There are so many (too many?) options when it comes to fulfilling different needs and desires in the bedroom. Image: Chelsea Yarger/Pixabay.
Differences in sexual desire among couples are very common.
It’s a tough conversation. One of you wants more sex, and the other probably hasn’t realized there was a problem. They’re not interested in more sex, or maybe they’re not interested in sex in general.
But it’s a conversation that needs to happen.
Constantly asking for, or trying for, something the other person doesn’t want to give can be frustrating and rapidly confidence depleting. On the other hand, trying to give something you’re not interested in giving can be harrowing and unfulfilling.
That’s why you need to talk about it.
Sure, “owning” differing sex drives can be tough. Admitting you no longer feel interested in sex, or asking your partner for more frequent or experimental sex, can be difficult to do without one of you feeling shamed.
But this shame is for NO REASON.
Two different people, with different bodies and desires, aren’t going to be 100% compatible 100% of the time. For this reason, we’ve put together the key factors to consider when discussing different sex drives with your partner.
Talk about it. Don’t consider it a “problem,” and don’t turn it into an argument. It’s normal, and it’s certainly understandable.
Don’t use blame, and don’t take it personally.
This is number one for a reason, and it goes both ways.
The person wanting more sex should remember their partner’s “lack” of interest might have nothing to do with them — it might be hormones, stress, tiredness, or other factors. And, for this reason, blame should have nothing to do with this conversation.
Don’t jump to conclusions (maybe they no longer want me) and don’t put the entire responsibility onto the other person. Think about what might you be able to do to make things more exciting.
For the person on the receiving end, it’s just as important to keep things impersonal. Don’t get defensive or take your partner’s needs as a personal attack on your performance or sex life.
Differences in sexual desire among couples are very common, author and relationship therapist Michele Weiner-Davis told Psychology Today. “Although it is hard to have your advances rejected repeatedly without taking it personally, you need to remind yourself that a partner’s lack of interest in sex just may not be about you, your attractiveness, or your qualities as a human being. Chances are, given the choice, he or she would prefer to feel turned on easily. The situation hurts you, but don’t underestimate how painful it is for your partner.”
Make it more about connection, less about sex.
For men and women, physical attraction can be inextricably linked with personal connection. For this reason, it might be helpful to suggest doing more things together that aren’t sex. Date nights, weekend adventures, exercise, etc.
These can all be natural aphrodisiacs, in that they help re-kindle the connection between you as a couple. This closeness will likely lead to enhanced kinkiness.
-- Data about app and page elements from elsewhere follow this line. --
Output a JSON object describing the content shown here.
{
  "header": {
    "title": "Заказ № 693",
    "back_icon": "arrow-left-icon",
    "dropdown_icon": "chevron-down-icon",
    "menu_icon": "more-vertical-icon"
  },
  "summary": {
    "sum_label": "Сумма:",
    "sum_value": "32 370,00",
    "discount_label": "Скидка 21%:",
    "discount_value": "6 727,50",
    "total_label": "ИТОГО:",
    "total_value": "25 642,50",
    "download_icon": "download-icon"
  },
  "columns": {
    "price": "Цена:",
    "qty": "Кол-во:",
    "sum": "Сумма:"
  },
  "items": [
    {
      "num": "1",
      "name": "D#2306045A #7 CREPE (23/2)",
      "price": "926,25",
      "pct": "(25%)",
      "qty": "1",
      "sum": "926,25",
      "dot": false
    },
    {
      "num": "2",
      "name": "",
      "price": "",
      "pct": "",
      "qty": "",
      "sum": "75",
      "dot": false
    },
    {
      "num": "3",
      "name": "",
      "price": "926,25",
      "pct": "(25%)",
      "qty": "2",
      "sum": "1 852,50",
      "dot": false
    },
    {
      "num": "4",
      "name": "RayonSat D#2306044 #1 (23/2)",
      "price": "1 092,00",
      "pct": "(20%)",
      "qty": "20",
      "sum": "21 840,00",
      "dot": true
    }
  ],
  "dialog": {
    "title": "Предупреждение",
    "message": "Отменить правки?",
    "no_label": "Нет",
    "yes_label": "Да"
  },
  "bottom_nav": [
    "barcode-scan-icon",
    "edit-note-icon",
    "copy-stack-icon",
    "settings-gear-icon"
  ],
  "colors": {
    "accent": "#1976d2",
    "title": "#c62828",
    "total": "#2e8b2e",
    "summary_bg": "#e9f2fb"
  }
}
“One of the most underrated ways to increase trust and ditch fear in your relationship (which hinders intimacy during sex) is to really work on developing a solid, always-evolving friendship with your partner,” relationship coach Bernardo Mendez told Mind Body Green. “When your relationship is a safe space to share, be and express without being judged, your ability to offer more and surrender without reservations in the bedroom greatly increases.”
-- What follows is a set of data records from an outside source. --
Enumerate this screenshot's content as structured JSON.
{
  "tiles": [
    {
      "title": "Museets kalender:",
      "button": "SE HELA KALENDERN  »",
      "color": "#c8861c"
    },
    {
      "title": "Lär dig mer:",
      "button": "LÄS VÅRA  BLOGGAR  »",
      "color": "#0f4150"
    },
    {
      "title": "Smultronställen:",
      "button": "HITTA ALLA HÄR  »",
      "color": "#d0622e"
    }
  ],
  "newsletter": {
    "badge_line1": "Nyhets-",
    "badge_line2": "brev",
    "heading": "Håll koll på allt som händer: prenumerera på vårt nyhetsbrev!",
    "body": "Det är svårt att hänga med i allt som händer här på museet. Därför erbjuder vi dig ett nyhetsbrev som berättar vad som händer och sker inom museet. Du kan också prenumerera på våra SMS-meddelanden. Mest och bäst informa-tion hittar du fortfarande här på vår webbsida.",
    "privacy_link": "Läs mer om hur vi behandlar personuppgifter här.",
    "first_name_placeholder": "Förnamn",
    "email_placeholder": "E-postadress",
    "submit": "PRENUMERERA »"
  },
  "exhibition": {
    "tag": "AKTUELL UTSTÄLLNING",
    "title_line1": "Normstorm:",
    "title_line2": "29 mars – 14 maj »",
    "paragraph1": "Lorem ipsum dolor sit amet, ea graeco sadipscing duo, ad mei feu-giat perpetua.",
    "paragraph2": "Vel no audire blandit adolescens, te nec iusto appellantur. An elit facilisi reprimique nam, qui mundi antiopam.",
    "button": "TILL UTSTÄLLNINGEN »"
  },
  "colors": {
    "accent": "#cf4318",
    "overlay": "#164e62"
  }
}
Get in touch with your own bodies.
When it comes to sex drive in particular, masturbation is not a dirty word.
It can help boost sex drive by stimulating and working all the nerve fibers and blood vessels responsible for arousal. For women in particular, masturbation can help you identify the places and pressure points that feel best when stimulated. This knowledge can then transfer to a more pleasurable time in the bedroom.
Once again, don’t take masturbation personally.
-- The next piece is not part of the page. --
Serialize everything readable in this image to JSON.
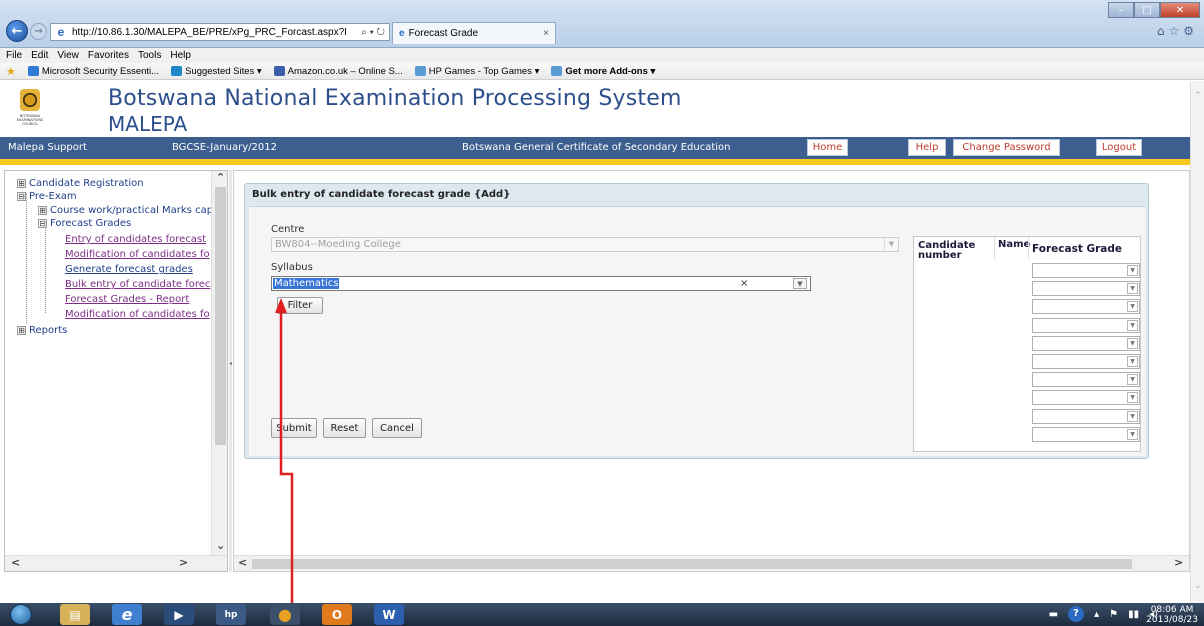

“Since your sex drives are so disparate, it’s unreasonable for you to expect your spouse to take care of each and every desire,” Weiner-Davis said. “You need to take responsibility for satisfying your own needs from time to time. In all likelihood, you are already doing this but you may be resentful about it. That’s not good or fair.”
Try something… different?
Role playing, pornography… Pegging?
There are so many (too many?) options when it comes to fulfilling different needs and desires in the bedroom. By introducing costumes or props, or dirty talk and experimentation, into your sex life, you and your partner might create a more intense sense of excitement and urgency when it comes to getting your rocks off.
In this communication is, once again, key. Talk about your fantasies, educate yourself on the possibilities, and keep a relaxed sense of humor — this (particularly the relaxed element) is likely very necessary when it comes to experimenting with something like pegging.